| EXERCISE DESCRIPTION |
Your answer should be every line below that includes the word "extra".

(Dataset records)
----------------

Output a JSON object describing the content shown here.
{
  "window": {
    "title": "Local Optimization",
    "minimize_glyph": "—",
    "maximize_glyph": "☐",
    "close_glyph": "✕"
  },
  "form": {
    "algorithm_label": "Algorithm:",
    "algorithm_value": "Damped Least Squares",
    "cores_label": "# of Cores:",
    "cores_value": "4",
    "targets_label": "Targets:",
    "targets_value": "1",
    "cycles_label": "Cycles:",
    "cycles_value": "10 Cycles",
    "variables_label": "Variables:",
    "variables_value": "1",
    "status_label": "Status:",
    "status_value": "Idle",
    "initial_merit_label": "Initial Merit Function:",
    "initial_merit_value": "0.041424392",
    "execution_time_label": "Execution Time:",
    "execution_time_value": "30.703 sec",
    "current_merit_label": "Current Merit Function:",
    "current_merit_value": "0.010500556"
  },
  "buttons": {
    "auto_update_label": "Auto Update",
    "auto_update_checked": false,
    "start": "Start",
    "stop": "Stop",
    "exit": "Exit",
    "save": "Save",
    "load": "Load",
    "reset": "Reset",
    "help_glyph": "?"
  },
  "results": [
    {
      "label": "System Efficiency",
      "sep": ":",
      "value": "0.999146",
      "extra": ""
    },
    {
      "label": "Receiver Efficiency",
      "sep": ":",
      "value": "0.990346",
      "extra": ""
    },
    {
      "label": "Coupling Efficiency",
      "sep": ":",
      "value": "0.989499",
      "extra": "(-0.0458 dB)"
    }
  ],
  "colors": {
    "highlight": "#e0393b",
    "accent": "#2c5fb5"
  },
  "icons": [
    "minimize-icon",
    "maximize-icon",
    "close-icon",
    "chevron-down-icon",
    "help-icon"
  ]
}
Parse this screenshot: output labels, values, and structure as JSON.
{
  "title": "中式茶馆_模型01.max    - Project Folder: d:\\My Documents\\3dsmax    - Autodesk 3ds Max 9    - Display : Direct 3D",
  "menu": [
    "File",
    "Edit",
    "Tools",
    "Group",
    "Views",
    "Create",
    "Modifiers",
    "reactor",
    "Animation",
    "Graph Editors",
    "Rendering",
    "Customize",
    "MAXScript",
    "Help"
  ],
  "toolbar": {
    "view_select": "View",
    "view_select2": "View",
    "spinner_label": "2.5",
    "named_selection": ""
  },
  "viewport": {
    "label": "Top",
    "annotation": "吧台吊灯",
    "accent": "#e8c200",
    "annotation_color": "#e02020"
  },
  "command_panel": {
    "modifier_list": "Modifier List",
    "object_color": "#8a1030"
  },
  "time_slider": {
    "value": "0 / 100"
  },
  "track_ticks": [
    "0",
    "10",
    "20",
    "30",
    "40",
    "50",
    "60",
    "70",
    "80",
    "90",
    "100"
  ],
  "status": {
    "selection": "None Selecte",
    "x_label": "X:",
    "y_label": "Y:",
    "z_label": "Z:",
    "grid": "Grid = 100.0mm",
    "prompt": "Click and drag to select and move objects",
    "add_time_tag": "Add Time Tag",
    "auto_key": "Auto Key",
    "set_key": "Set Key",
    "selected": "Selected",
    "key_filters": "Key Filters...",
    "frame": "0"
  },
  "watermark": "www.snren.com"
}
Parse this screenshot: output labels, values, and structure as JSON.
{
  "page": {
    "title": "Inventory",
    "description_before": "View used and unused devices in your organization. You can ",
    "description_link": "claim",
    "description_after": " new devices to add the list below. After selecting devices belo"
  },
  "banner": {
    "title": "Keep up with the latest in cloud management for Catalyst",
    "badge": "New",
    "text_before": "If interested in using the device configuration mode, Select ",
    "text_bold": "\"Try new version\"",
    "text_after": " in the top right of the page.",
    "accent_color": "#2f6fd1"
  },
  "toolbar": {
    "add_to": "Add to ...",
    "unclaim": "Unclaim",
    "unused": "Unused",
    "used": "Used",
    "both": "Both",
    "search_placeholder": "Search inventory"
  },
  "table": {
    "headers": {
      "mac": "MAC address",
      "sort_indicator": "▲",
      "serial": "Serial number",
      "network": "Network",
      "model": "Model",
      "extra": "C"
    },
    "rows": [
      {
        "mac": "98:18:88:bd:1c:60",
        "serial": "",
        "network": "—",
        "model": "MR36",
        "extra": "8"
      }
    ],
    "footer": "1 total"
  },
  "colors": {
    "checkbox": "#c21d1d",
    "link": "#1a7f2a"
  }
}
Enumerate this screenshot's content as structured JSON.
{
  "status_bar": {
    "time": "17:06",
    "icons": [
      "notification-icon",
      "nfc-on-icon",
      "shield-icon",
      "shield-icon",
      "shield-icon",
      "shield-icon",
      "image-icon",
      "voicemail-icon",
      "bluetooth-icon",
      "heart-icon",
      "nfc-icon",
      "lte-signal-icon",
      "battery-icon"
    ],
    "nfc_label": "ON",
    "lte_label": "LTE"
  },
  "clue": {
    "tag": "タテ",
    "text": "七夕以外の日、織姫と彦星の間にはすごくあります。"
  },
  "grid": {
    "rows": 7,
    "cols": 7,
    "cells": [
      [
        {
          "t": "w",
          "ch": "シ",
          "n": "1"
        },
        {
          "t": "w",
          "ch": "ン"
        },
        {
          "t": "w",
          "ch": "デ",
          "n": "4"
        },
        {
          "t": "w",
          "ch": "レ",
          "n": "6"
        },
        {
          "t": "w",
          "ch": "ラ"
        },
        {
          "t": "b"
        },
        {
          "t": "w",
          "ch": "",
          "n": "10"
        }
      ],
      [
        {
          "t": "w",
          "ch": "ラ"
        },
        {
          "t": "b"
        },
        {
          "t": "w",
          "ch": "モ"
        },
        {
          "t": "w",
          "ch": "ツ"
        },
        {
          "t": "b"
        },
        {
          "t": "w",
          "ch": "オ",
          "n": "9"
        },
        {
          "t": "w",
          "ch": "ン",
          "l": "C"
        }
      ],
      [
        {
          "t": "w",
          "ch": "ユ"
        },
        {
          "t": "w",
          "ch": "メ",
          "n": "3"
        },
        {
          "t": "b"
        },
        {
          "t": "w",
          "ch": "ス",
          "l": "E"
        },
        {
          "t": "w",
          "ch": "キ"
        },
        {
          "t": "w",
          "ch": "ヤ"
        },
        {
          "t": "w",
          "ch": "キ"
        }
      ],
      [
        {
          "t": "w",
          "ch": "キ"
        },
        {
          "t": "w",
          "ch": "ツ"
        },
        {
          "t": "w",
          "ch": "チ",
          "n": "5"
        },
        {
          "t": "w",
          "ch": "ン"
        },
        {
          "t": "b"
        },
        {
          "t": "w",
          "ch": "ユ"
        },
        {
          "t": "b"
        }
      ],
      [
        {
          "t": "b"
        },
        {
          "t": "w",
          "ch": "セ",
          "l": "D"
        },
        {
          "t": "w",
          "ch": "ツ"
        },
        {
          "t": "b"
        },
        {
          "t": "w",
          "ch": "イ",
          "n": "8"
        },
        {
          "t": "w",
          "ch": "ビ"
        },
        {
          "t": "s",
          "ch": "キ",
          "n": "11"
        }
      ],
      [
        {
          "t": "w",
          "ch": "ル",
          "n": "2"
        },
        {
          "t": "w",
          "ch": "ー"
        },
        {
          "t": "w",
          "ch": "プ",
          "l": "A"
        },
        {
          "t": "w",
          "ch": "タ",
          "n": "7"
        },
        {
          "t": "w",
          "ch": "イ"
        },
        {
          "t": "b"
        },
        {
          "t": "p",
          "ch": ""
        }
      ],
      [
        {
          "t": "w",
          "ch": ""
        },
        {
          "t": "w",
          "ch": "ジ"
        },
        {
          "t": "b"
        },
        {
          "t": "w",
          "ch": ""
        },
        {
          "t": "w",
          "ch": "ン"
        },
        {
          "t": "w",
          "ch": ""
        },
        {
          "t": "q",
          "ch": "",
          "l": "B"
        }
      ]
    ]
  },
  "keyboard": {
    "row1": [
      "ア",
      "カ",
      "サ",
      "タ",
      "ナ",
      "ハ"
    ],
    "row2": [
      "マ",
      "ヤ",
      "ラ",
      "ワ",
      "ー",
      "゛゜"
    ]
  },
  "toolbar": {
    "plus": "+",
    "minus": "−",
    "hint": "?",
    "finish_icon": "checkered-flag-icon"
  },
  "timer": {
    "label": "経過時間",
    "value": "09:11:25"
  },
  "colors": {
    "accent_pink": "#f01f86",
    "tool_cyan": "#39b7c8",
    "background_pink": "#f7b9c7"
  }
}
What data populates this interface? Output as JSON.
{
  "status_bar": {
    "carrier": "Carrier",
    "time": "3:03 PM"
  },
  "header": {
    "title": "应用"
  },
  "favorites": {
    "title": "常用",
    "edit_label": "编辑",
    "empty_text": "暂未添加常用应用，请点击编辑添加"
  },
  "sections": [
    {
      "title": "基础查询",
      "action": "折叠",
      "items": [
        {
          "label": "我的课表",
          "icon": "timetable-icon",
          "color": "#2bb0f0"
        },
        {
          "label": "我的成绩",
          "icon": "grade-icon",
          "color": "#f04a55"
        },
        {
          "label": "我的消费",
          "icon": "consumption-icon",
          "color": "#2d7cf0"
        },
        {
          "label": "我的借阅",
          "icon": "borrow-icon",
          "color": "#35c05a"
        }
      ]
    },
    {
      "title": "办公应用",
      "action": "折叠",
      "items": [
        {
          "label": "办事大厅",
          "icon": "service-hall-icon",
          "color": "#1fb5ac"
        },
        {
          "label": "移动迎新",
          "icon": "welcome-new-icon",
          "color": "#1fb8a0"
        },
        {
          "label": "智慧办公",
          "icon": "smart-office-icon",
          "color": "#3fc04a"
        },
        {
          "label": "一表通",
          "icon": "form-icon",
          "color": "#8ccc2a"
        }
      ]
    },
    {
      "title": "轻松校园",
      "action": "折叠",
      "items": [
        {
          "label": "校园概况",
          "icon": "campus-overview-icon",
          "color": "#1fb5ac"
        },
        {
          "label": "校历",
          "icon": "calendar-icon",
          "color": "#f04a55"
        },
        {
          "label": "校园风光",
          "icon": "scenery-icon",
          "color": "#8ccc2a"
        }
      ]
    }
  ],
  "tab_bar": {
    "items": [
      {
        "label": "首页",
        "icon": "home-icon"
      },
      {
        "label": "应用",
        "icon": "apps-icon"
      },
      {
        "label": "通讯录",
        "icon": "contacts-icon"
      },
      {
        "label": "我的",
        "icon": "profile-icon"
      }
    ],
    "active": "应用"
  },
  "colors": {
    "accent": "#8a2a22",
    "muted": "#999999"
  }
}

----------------

| RESULT FOR THIS EXERCISE |
      "extra": ""
      "extra": ""
      "extra": "(-0.0458 dB)"
      "extra": "C"
        "extra": "8"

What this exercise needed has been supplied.